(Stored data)
□ □ □ □ □

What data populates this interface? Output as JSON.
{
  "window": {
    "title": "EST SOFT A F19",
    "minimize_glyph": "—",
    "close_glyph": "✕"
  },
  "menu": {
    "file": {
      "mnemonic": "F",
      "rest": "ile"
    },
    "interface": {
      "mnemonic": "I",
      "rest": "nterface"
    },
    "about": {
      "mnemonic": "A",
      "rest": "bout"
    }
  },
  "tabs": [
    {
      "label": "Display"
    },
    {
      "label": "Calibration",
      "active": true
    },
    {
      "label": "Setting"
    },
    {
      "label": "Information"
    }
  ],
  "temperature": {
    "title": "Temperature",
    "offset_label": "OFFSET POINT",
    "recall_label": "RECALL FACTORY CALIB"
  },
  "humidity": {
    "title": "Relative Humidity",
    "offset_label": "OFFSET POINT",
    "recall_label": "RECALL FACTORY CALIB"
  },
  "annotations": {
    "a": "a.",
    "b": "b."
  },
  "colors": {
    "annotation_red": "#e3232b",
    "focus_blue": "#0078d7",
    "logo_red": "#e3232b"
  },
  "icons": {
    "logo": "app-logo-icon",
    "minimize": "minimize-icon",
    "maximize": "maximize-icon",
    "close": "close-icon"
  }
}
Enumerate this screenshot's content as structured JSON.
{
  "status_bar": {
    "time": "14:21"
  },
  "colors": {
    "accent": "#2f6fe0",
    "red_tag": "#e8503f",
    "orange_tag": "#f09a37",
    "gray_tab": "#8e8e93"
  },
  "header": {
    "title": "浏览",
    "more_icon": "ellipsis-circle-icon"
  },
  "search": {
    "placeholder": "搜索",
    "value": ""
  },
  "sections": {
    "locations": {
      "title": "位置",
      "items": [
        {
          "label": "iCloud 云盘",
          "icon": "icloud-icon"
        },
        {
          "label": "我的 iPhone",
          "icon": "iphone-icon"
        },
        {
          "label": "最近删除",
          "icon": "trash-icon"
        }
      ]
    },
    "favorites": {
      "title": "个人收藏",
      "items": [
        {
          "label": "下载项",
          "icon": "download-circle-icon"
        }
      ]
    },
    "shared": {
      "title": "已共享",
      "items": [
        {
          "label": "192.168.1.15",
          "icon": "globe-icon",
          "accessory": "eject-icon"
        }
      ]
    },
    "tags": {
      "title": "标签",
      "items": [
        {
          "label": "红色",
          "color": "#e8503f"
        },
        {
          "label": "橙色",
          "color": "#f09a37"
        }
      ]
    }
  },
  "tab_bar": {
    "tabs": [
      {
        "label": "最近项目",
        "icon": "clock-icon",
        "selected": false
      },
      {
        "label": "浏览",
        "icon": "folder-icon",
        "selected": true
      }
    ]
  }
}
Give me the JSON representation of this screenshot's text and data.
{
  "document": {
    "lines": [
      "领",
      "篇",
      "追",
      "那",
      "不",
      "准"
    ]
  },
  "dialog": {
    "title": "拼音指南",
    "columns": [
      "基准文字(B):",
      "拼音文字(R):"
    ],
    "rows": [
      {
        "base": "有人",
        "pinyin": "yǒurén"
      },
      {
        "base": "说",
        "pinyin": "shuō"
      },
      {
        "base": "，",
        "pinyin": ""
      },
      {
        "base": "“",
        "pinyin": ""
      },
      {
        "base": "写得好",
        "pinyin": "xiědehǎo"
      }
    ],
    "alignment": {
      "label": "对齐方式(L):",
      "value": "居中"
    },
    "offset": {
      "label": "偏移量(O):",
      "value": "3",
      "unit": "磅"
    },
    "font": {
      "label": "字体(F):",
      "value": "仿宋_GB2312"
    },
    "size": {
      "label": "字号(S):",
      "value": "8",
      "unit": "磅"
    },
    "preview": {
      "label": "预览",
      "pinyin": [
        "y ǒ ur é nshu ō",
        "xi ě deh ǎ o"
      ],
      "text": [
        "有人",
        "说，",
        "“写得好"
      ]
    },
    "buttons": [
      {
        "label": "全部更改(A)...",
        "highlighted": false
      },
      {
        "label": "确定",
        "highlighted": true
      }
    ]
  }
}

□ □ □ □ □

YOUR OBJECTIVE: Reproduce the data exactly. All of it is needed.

SOLUTION TO THIS PROBLEM:
What data populates this interface? Output as JSON.
{
  "window": {
    "title": "EST SOFT A F19",
    "minimize_glyph": "—",
    "close_glyph": "✕"
  },
  "menu": {
    "file": {
      "mnemonic": "F",
      "rest": "ile"
    },
    "interface": {
      "mnemonic": "I",
      "rest": "nterface"
    },
    "about": {
      "mnemonic": "A",
      "rest": "bout"
    }
  },
  "tabs": [
    {
      "label": "Display"
    },
    {
      "label": "Calibration",
      "active": true
    },
    {
      "label": "Setting"
    },
    {
      "label": "Information"
    }
  ],
  "temperature": {
    "title": "Temperature",
    "offset_label": "OFFSET POINT",
    "recall_label": "RECALL FACTORY CALIB"
  },
  "humidity": {
    "title": "Relative Humidity",
    "offset_label": "OFFSET POINT",
    "recall_label": "RECALL FACTORY CALIB"
  },
  "annotations": {
    "a": "a.",
    "b": "b."
  },
  "colors": {
    "annotation_red": "#e3232b",
    "focus_blue": "#0078d7",
    "logo_red": "#e3232b"
  },
  "icons": {
    "logo": "app-logo-icon",
    "minimize": "minimize-icon",
    "maximize": "maximize-icon",
    "close": "close-icon"
  }
}
Enumerate this screenshot's content as structured JSON.
{
  "status_bar": {
    "time": "14:21"
  },
  "colors": {
    "accent": "#2f6fe0",
    "red_tag": "#e8503f",
    "orange_tag": "#f09a37",
    "gray_tab": "#8e8e93"
  },
  "header": {
    "title": "浏览",
    "more_icon": "ellipsis-circle-icon"
  },
  "search": {
    "placeholder": "搜索",
    "value": ""
  },
  "sections": {
    "locations": {
      "title": "位置",
      "items": [
        {
          "label": "iCloud 云盘",
          "icon": "icloud-icon"
        },
        {
          "label": "我的 iPhone",
          "icon": "iphone-icon"
        },
        {
          "label": "最近删除",
          "icon": "trash-icon"
        }
      ]
    },
    "favorites": {
      "title": "个人收藏",
      "items": [
        {
          "label": "下载项",
          "icon": "download-circle-icon"
        }
      ]
    },
    "shared": {
      "title": "已共享",
      "items": [
        {
          "label": "192.168.1.15",
          "icon": "globe-icon",
          "accessory": "eject-icon"
        }
      ]
    },
    "tags": {
      "title": "标签",
      "items": [
        {
          "label": "红色",
          "color": "#e8503f"
        },
        {
          "label": "橙色",
          "color": "#f09a37"
        }
      ]
    }
  },
  "tab_bar": {
    "tabs": [
      {
        "label": "最近项目",
        "icon": "clock-icon",
        "selected": false
      },
      {
        "label": "浏览",
        "icon": "folder-icon",
        "selected": true
      }
    ]
  }
}
Give me the JSON representation of this screenshot's text and data.
{
  "document": {
    "lines": [
      "领",
      "篇",
      "追",
      "那",
      "不",
      "准"
    ]
  },
  "dialog": {
    "title": "拼音指南",
    "columns": [
      "基准文字(B):",
      "拼音文字(R):"
    ],
    "rows": [
      {
        "base": "有人",
        "pinyin": "yǒurén"
      },
      {
        "base": "说",
        "pinyin": "shuō"
      },
      {
        "base": "，",
        "pinyin": ""
      },
      {
        "base": "“",
        "pinyin": ""
      },
      {
        "base": "写得好",
        "pinyin": "xiědehǎo"
      }
    ],
    "alignment": {
      "label": "对齐方式(L):",
      "value": "居中"
    },
    "offset": {
      "label": "偏移量(O):",
      "value": "3",
      "unit": "磅"
    },
    "font": {
      "label": "字体(F):",
      "value": "仿宋_GB2312"
    },
    "size": {
      "label": "字号(S):",
      "value": "8",
      "unit": "磅"
    },
    "preview": {
      "label": "预览",
      "pinyin": [
        "y ǒ ur é nshu ō",
        "xi ě deh ǎ o"
      ],
      "text": [
        "有人",
        "说，",
        "“写得好"
      ]
    },
    "buttons": [
      {
        "label": "全部更改(A)...",
        "highlighted": false
      },
      {
        "label": "确定",
        "highlighted": true
      }
    ]
  }
}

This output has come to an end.